Planet Jupiter's atmospheric winds last longer than similar atmospheric processes found on Earth, according to data collected by NASA's Juno mission. Thought to be as old as the planet itself, these bands are sculpted by high-speed winds whipping around the orb in opposite directions, and constitute the "face" Jupiter presents to the outside world.
Likewise, observations of the atmospheric motions concluded that the planet's crisscrossing jet streams of winds extend some 3,000 kilometers (1,865 miles) deep, way much deeper than scientists expected.

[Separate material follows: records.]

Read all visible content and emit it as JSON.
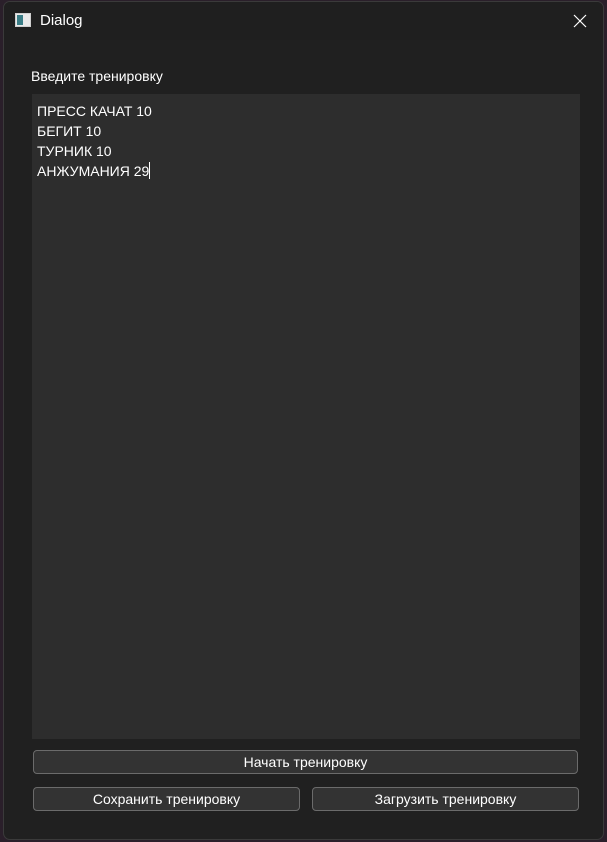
{
  "window": {
    "title": "Dialog",
    "icon": "window-app-icon",
    "close_icon": "close-icon"
  },
  "form": {
    "label": "Введите тренировку",
    "workout_lines": [
      "ПРЕСС КАЧАТ 10",
      "БЕГИТ 10",
      "ТУРНИК 10",
      "АНЖУМАНИЯ 29"
    ]
  },
  "buttons": {
    "start": "Начать тренировку",
    "save": "Сохранить тренировку",
    "load": "Загрузить тренировку"
  }
}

"Juno is created to look beneath these clouds", said planetary science professor Yohai Kaspi of the Weizmann Institute of Science in Israel, who led part of the research using Juno's new measurements of Jupiter's gravity. "Until now, we only had a superficial understanding of them and have been able to relate these stripes to cloud features along Jupiter's jets". - AFP picThe findings were the result of unparalleled measurements of Jupiter's gravity field by Juno, in orbit around the closest gas giant to Earth since July 2016.

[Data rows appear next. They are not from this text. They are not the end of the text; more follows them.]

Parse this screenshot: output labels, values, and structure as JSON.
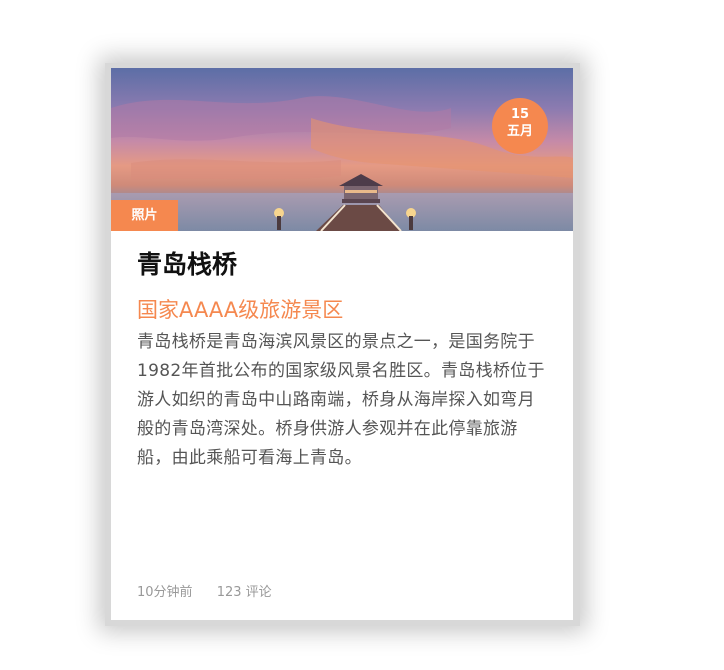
{
  "card": {
    "date": {
      "day": "15",
      "month": "五月"
    },
    "category": "照片",
    "title": "青岛栈桥",
    "subtitle": "国家AAAA级旅游景区",
    "description": "青岛栈桥是青岛海滨风景区的景点之一，是国务院于1982年首批公布的国家级风景名胜区。青岛栈桥位于游人如织的青岛中山路南端，桥身从海岸探入如弯月般的青岛湾深处。桥身供游人参观并在此停靠旅游船，由此乘船可看海上青岛。",
    "meta": {
      "time": "10分钟前",
      "comments": "123 评论"
    }
  },
  "colors": {
    "accent": "#f5884f",
    "title": "#111111",
    "body": "#555555",
    "meta": "#999999"
  }
}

NASA's Juno probe has captured incredible images of the huge cyclones that surround Jupiter's north and south poles - and they're unlike anything in the solar system. For a fast-rotating gas planet like Jupiter, such an asymmetry is rather unusual, as it suggests that it is also low The surface must give dynamic and diverging currents, as Iess and his colleagues explain.

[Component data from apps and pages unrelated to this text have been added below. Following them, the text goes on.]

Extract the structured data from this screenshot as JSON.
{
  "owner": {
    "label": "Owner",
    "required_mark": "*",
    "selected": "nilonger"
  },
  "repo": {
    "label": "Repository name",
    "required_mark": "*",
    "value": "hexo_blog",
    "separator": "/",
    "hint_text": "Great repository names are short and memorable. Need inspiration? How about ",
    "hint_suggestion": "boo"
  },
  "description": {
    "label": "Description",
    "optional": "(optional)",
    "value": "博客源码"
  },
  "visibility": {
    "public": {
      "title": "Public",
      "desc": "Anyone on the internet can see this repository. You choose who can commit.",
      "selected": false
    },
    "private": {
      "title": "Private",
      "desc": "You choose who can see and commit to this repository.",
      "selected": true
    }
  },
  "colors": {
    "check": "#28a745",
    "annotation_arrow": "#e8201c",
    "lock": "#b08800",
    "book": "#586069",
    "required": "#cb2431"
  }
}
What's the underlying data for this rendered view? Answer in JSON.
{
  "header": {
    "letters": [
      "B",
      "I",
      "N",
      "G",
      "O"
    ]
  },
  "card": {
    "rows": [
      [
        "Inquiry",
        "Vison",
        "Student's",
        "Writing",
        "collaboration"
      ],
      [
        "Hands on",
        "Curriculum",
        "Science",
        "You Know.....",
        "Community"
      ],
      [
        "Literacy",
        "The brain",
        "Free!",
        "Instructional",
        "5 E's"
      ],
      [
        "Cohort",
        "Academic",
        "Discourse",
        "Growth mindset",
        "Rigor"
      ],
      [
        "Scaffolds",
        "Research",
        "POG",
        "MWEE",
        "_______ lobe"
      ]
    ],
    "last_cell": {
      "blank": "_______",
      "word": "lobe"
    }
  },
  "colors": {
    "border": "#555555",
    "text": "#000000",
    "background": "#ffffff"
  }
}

This handout picture provided by Nature and released by NASA/SWRI/JPL/ASI/INAF/IAFPS on March 8, 2018 shows Jupiter's South Pole in a mosaic of images acquired by the Jovian InfraRed Auroral Mapper at wavelengths. There has been disagreement over whether the planet's bands are a weather system, comparable to the Earth's jet streams, or whether they are an aspect of a deeper-seated convection system that transports energy out of the interior.
"The winds (or flows) determine the gravity asymmetry", Luciano Iess from Sapienza University of Rome said in an email to Seeker.
Another Juno result released today suggests that beneath the weather layer, the planet rotates almost as a rigid body.
This computer-generated image shows the structure of the cyclonic pattern observed over Jupiter's south poleNASA JPL-Caltech SwRI ASI INAF JIRAM
Jupiter is not only the largest planet in our solar system, it still holds many secrets. Provided their spacecraft stays healthy and funded, the Juno team is contemplating additional measurements that could further probe Jupiter's interior, such as monitoring tidal bulges raised by large moons whipping around the planet. JIRAM probes the weather layer down to 30 to 45 miles (50 to 70 kilometers) below Jupiter's cloud tops. Jupiter's south pole also contains a central cyclone, but it is surrounded by five cyclones with diameters ranging from 3,500 to 4,300 miles (5,600 to 7,000 kilometers) in diameter.
"They are extraordinarily stable arrangements of such chaotic elements", says Morgan O'Neill, a University of Chicago postdoctoral scholar and a coauthor on paper "Clusters of cyclones encircling Jupiter's poles". All cyclones lasted for seven months. The northern cyclones each range from between 4,000 and 4,600 km across in size.
While these storms might look like the same cyclone with branched arms, they are actually separate storms that are densely packed.
To date, Juno has completed 10 science passes over Jupiter and logged nearly 122 million miles (200 million kilometers), since entering Jupiter's orbit on July 4, 2016.
When the Juno mission was successfully launched in 2011, astronomers worldwide were thrilled.
Scott Bolton, principal investigator of Juno, from the Southwest Research Institute, San Antonio.